The human-machine teaming study via 26 warfighters – 10 participating in person at the HSI Lab and 16 remotely – demonstrated an overwhelming need for implementation of the High Energy Laser Fire Control Decision Aid in the fleet.
It also proved the need for the NSWCDD Combat Systems Intelligent Automation Branch in collaboration with the Laser Weapon System Technology Development Branch to further investigate intelligent automation and decision aids in other tactical decision making processes.
“The study revealed that warfighters were significantly faster in responding to and neutralizing targets while using the Fire Control Decision Aid,” said Ferro. “They were more accurate and able to neutralize the target by quickly selecting the correct aimpoint. The system was rated by the warfighter as more usable, and we were able to show that the warfighters were far less stressed by using the decision aid.”
In other words, the results proved that warfighters perform much better when artificial intelligence and machine learning is incorporated in a tactical situation.
“The simulation automatically provided nudges in the right direction while suggesting the next step in the process,” said Ferro.
The simulated aid showed Sailors the best aimpoint of a given target for optimal performance of the laser, saving them valuable time and energy necessary for other engagements as time goes on.
“I analyzed the results from 20 or so different viewpoints or angles and every single time it showed the need for these decision aids to help our warfighters,” said Ferro. “The decision aid system increases their ability to neutralize targets in a shorter amount of time and more accurately. The results of our study kept showing over and over again that this aid is vital.”
Ferro and his colleagues are continuing to develop the High Energy Laser Fire Control Decision Aid. Meanwhile, the NSWCDD team is planning its next step – incorporating the decision aid into current projects to enhance capabilities in the current and future fleet.
The team plans to make it interoperable with the Navy’s integrated combat system – a complex combat system vital to the future fleet’s capabilities.
“As a scientist this human-machine teaming study leaves me with a burning desire to keep diving deeper and seeking new insights,” said Ferro. “As an engineer I can see the immediate need and know we need to move quickly to make full use of this technology before our adversaries do.”
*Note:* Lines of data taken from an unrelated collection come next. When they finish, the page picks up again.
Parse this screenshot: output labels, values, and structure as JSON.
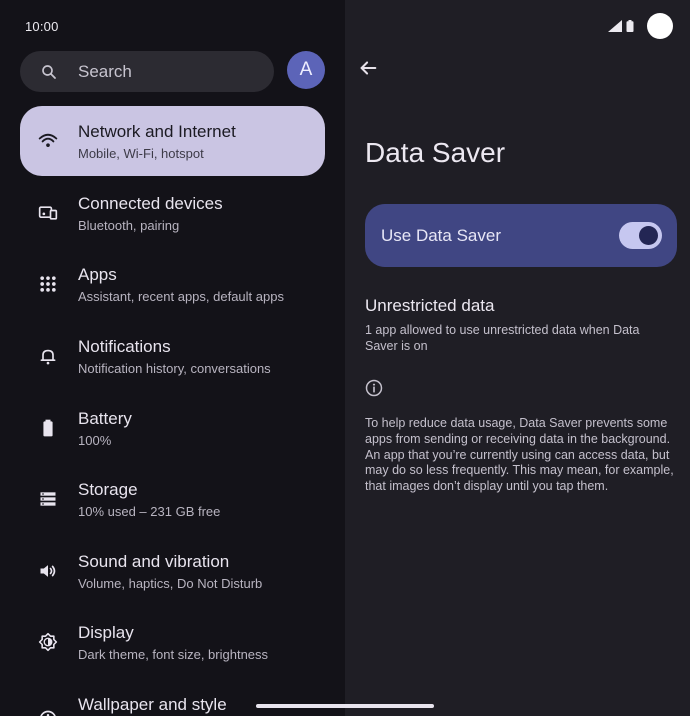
{
  "status_bar": {
    "time": "10:00"
  },
  "search": {
    "label": "Search",
    "icon": "search-icon"
  },
  "avatar": {
    "initial": "A",
    "color": "#5c64b8"
  },
  "settings": {
    "items": [
      {
        "title": "Network and Internet",
        "subtitle": "Mobile, Wi-Fi, hotspot",
        "icon": "wifi-icon",
        "selected": true
      },
      {
        "title": "Connected devices",
        "subtitle": "Bluetooth, pairing",
        "icon": "devices-icon"
      },
      {
        "title": "Apps",
        "subtitle": "Assistant, recent apps, default apps",
        "icon": "apps-grid-icon"
      },
      {
        "title": "Notifications",
        "subtitle": "Notification history, conversations",
        "icon": "bell-icon"
      },
      {
        "title": "Battery",
        "subtitle": "100%",
        "icon": "battery-icon"
      },
      {
        "title": "Storage",
        "subtitle": "10% used – 231 GB free",
        "icon": "storage-icon"
      },
      {
        "title": "Sound and vibration",
        "subtitle": "Volume, haptics, Do Not Disturb",
        "icon": "volume-icon"
      },
      {
        "title": "Display",
        "subtitle": "Dark theme, font size, brightness",
        "icon": "display-icon"
      },
      {
        "title": "Wallpaper and style",
        "subtitle": "",
        "icon": "palette-icon"
      }
    ]
  },
  "detail": {
    "title": "Data Saver",
    "toggle": {
      "label": "Use Data Saver",
      "on": true
    },
    "unrestricted": {
      "title": "Unrestricted data",
      "subtitle": "1 app allowed to use unrestricted data when Data Saver is on"
    },
    "info_text": "To help reduce data usage, Data Saver prevents some apps from sending or receiving data in the background. An app that you’re currently using can access data, but may do so less frequently. This may mean, for example, that images don’t display until you tap them."
  },
  "colors": {
    "selected_item_bg": "#cac5e3",
    "toggle_card_bg": "#404683",
    "switch_track": "#c6c7f0"
  }
}
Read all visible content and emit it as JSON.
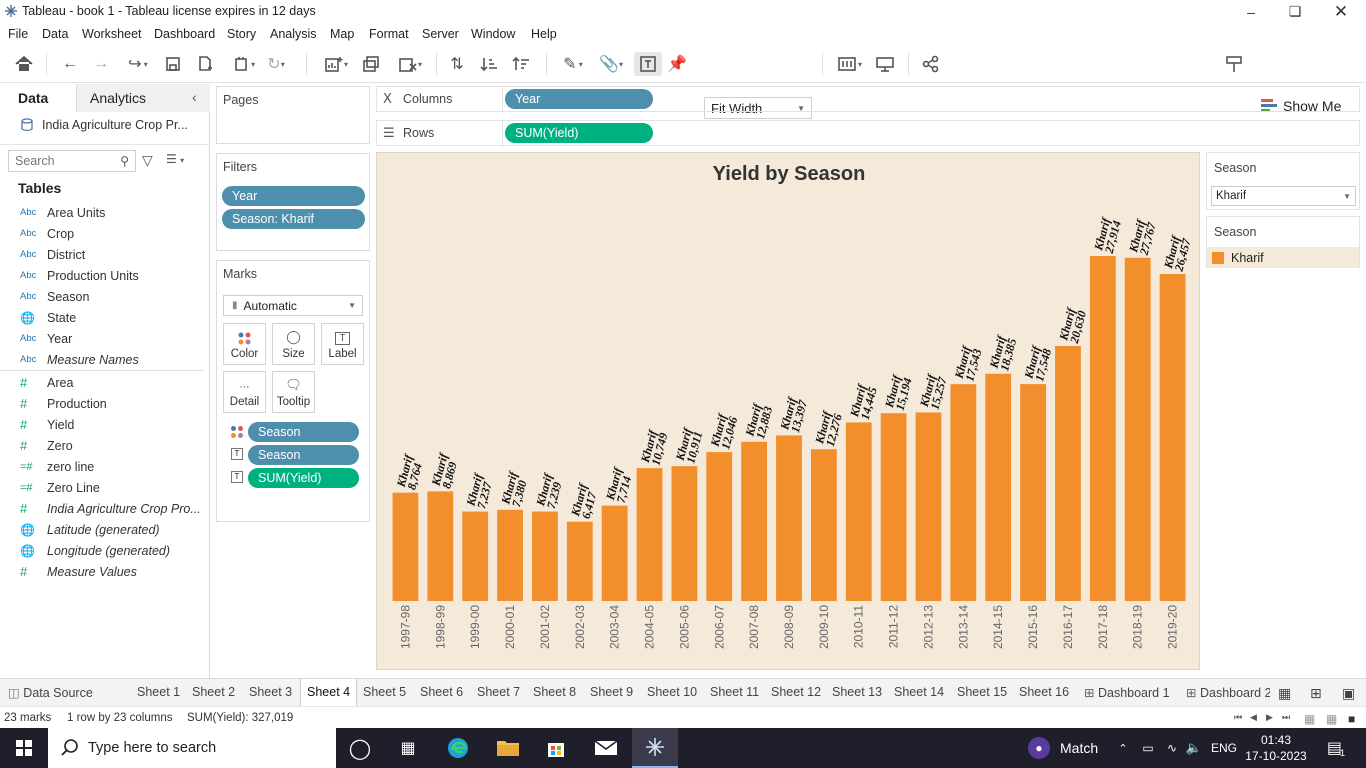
{
  "window": {
    "title": "Tableau - book 1 - Tableau license expires in 12 days"
  },
  "menu": [
    "File",
    "Data",
    "Worksheet",
    "Dashboard",
    "Story",
    "Analysis",
    "Map",
    "Format",
    "Server",
    "Window",
    "Help"
  ],
  "toolbar": {
    "fit_label": "Fit Width",
    "show_me_label": "Show Me"
  },
  "data_pane": {
    "tab_data": "Data",
    "tab_analytics": "Analytics",
    "datasource": "India Agriculture Crop Pr...",
    "search_placeholder": "Search",
    "tables_header": "Tables",
    "dimensions": [
      {
        "type": "Abc",
        "name": "Area Units"
      },
      {
        "type": "Abc",
        "name": "Crop"
      },
      {
        "type": "Abc",
        "name": "District"
      },
      {
        "type": "Abc",
        "name": "Production Units"
      },
      {
        "type": "Abc",
        "name": "Season"
      },
      {
        "type": "geo",
        "name": "State"
      },
      {
        "type": "Abc",
        "name": "Year"
      },
      {
        "type": "Abc",
        "name": "Measure Names"
      }
    ],
    "measures": [
      {
        "type": "#",
        "name": "Area"
      },
      {
        "type": "#",
        "name": "Production"
      },
      {
        "type": "#",
        "name": "Yield"
      },
      {
        "type": "#",
        "name": "Zero"
      },
      {
        "type": "=#",
        "name": "zero line"
      },
      {
        "type": "=#",
        "name": "Zero Line"
      },
      {
        "type": "#",
        "name": "India Agriculture Crop Pro..."
      },
      {
        "type": "geo",
        "name": "Latitude (generated)"
      },
      {
        "type": "geo",
        "name": "Longitude (generated)"
      },
      {
        "type": "#",
        "name": "Measure Values"
      }
    ]
  },
  "pages": {
    "title": "Pages"
  },
  "filters": {
    "title": "Filters",
    "pills": [
      "Year",
      "Season: Kharif"
    ]
  },
  "marks": {
    "title": "Marks",
    "type": "Automatic",
    "buttons": [
      "Color",
      "Size",
      "Label",
      "Detail",
      "Tooltip"
    ],
    "pills": [
      {
        "icon": "color",
        "label": "Season"
      },
      {
        "icon": "label",
        "label": "Season"
      },
      {
        "icon": "label",
        "label": "SUM(Yield)"
      }
    ]
  },
  "shelves": {
    "columns_label": "Columns",
    "columns_pill": "Year",
    "rows_label": "Rows",
    "rows_pill": "SUM(Yield)"
  },
  "right_panel": {
    "filter_title": "Season",
    "filter_value": "Kharif",
    "legend_title": "Season",
    "legend_item": "Kharif",
    "legend_color": "#f28e2b"
  },
  "chart_data": {
    "type": "bar",
    "title": "Yield by Season",
    "bar_color": "#f28e2b",
    "categories": [
      "1997-98",
      "1998-99",
      "1999-00",
      "2000-01",
      "2001-02",
      "2002-03",
      "2003-04",
      "2004-05",
      "2005-06",
      "2006-07",
      "2007-08",
      "2008-09",
      "2009-10",
      "2010-11",
      "2011-12",
      "2012-13",
      "2013-14",
      "2014-15",
      "2015-16",
      "2016-17",
      "2017-18",
      "2018-19",
      "2019-20"
    ],
    "series": [
      {
        "name": "Kharif",
        "values": [
          8764,
          8869,
          7237,
          7380,
          7239,
          6417,
          7714,
          10749,
          10911,
          12046,
          12883,
          13397,
          12276,
          14445,
          15194,
          15257,
          17543,
          18385,
          17548,
          20630,
          27914,
          27767,
          26457
        ],
        "labels": [
          "8,764",
          "8,869",
          "7,237",
          "7,380",
          "7,239",
          "6,417",
          "7,714",
          "10,749",
          "10,911",
          "12,046",
          "12,883",
          "13,397",
          "12,276",
          "14,445",
          "15,194",
          "15,257",
          "17,543",
          "18,385",
          "17,548",
          "20,630",
          "27,914",
          "27,767",
          "26,457"
        ]
      }
    ],
    "label_prefix": "Kharif",
    "ylim": [
      0,
      27914
    ]
  },
  "sheet_tabs": [
    "Data Source",
    "Sheet 1",
    "Sheet 2",
    "Sheet 3",
    "Sheet 4",
    "Sheet 5",
    "Sheet 6",
    "Sheet 7",
    "Sheet 8",
    "Sheet 9",
    "Sheet 10",
    "Sheet 11",
    "Sheet 12",
    "Sheet 13",
    "Sheet 14",
    "Sheet 15",
    "Sheet 16",
    "Dashboard 1",
    "Dashboard 2"
  ],
  "active_sheet": "Sheet 4",
  "status": {
    "marks": "23 marks",
    "layout": "1 row by 23 columns",
    "sum": "SUM(Yield): 327,019"
  },
  "taskbar": {
    "search_placeholder": "Type here to search",
    "weather": "Match",
    "lang": "ENG",
    "time": "01:43",
    "date": "17-10-2023",
    "notif_count": "1"
  }
}
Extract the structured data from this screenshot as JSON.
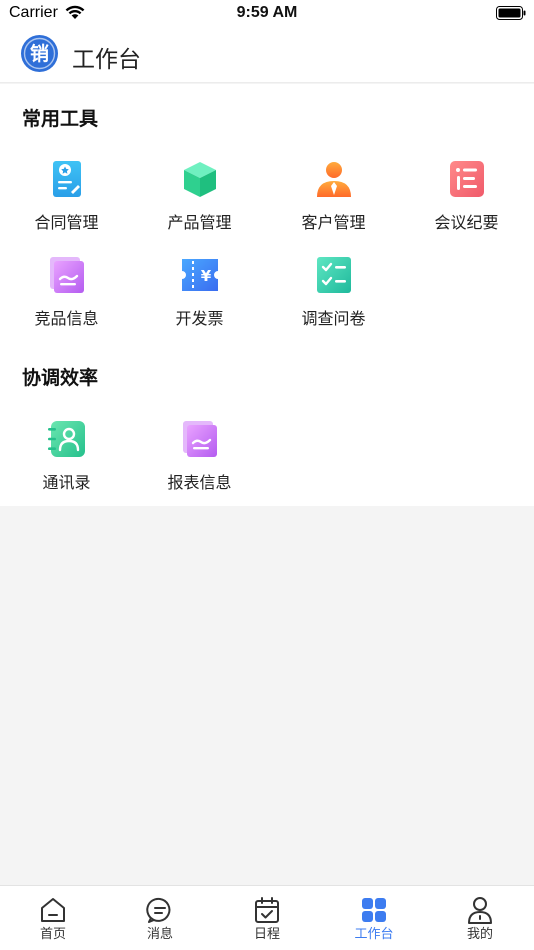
{
  "status_bar": {
    "carrier": "Carrier",
    "time": "9:59 AM"
  },
  "header": {
    "title": "工作台",
    "logo_char": "销",
    "logo_color": "#2f6fd8"
  },
  "sections": [
    {
      "title": "常用工具",
      "items": [
        {
          "label": "合同管理",
          "icon": "contract-icon"
        },
        {
          "label": "产品管理",
          "icon": "product-cube-icon"
        },
        {
          "label": "客户管理",
          "icon": "customer-icon"
        },
        {
          "label": "会议纪要",
          "icon": "meeting-notes-icon"
        },
        {
          "label": "竞品信息",
          "icon": "competitor-info-icon"
        },
        {
          "label": "开发票",
          "icon": "invoice-icon"
        },
        {
          "label": "调查问卷",
          "icon": "survey-checklist-icon"
        }
      ]
    },
    {
      "title": "协调效率",
      "items": [
        {
          "label": "通讯录",
          "icon": "contacts-icon"
        },
        {
          "label": "报表信息",
          "icon": "report-info-icon"
        }
      ]
    }
  ],
  "tabbar": {
    "active_color": "#3d7cf0",
    "tabs": [
      {
        "label": "首页",
        "icon": "home-icon",
        "active": false
      },
      {
        "label": "消息",
        "icon": "message-icon",
        "active": false
      },
      {
        "label": "日程",
        "icon": "calendar-icon",
        "active": false
      },
      {
        "label": "工作台",
        "icon": "workbench-grid-icon",
        "active": true
      },
      {
        "label": "我的",
        "icon": "profile-icon",
        "active": false
      }
    ]
  }
}
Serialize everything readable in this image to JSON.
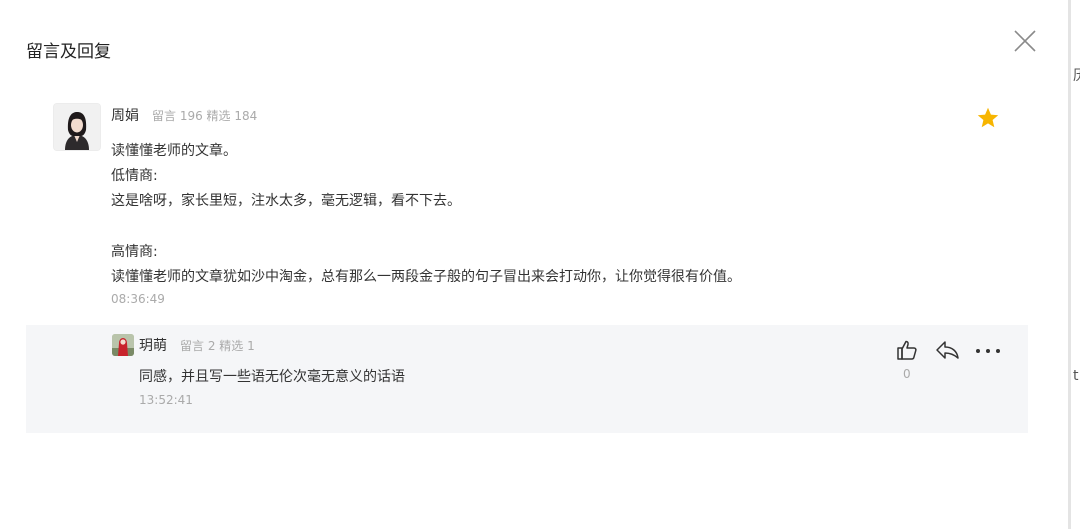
{
  "dialog": {
    "title": "留言及回复"
  },
  "comment": {
    "author": "周娟",
    "stats": "留言 196 精选 184",
    "lines": [
      "读懂懂老师的文章。",
      "低情商:",
      "这是啥呀，家长里短，注水太多，毫无逻辑，看不下去。",
      "",
      "高情商:",
      "读懂懂老师的文章犹如沙中淘金，总有那么一两段金子般的句子冒出来会打动你，让你觉得很有价值。"
    ],
    "time": "08:36:49",
    "star_color": "#f7b500"
  },
  "reply": {
    "author": "玥萌",
    "stats": "留言 2 精选 1",
    "text": "同感，并且写一些语无伦次毫无意义的话语",
    "time": "13:52:41",
    "like_count": "0"
  },
  "right_strip": {
    "chars": [
      "历",
      "t"
    ]
  },
  "icons": {
    "close": "close-icon",
    "star": "star-icon",
    "like": "thumbs-up-icon",
    "reply": "reply-icon",
    "more": "more-icon"
  }
}
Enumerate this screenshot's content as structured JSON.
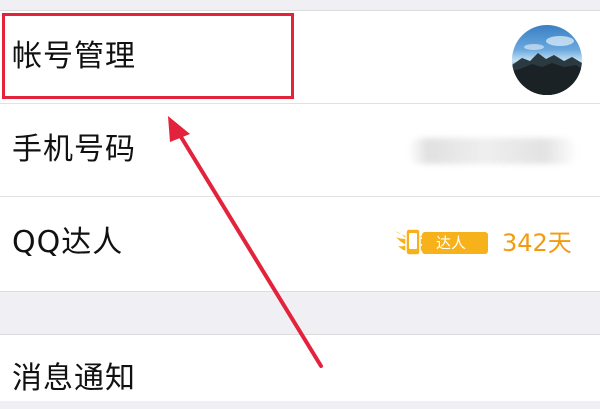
{
  "settings": {
    "rows": [
      {
        "label": "帐号管理",
        "accessory": "avatar"
      },
      {
        "label": "手机号码",
        "accessory": "blurred-phone-number"
      },
      {
        "label": "QQ达人",
        "badge_text": "达人",
        "days": "342天",
        "badge_icon": "winged-phone-icon"
      }
    ],
    "section2": [
      {
        "label": "消息通知"
      }
    ]
  },
  "annotation": {
    "highlight_target": "帐号管理",
    "highlight_color": "#e3223b",
    "arrow_color": "#e3223b"
  },
  "colors": {
    "background": "#efeff4",
    "accent_orange": "#f39b0e",
    "badge_bg": "#f7b21b"
  }
}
Future warfighter testing will comprise: a wider accuracy range, multivariate analysis; interactions analysis; non-linear regression; single versus multiple aid suggestions; display aid confidence level; fast accept for high aid confidence; affect of unreasonable correct or incorrect aid; proclaimed system accuracy and origin; teammate versus manager role; limited supply of alternatives; larger occlusion variance; an investigation into the limited use of alternate engagement; and forced feedback.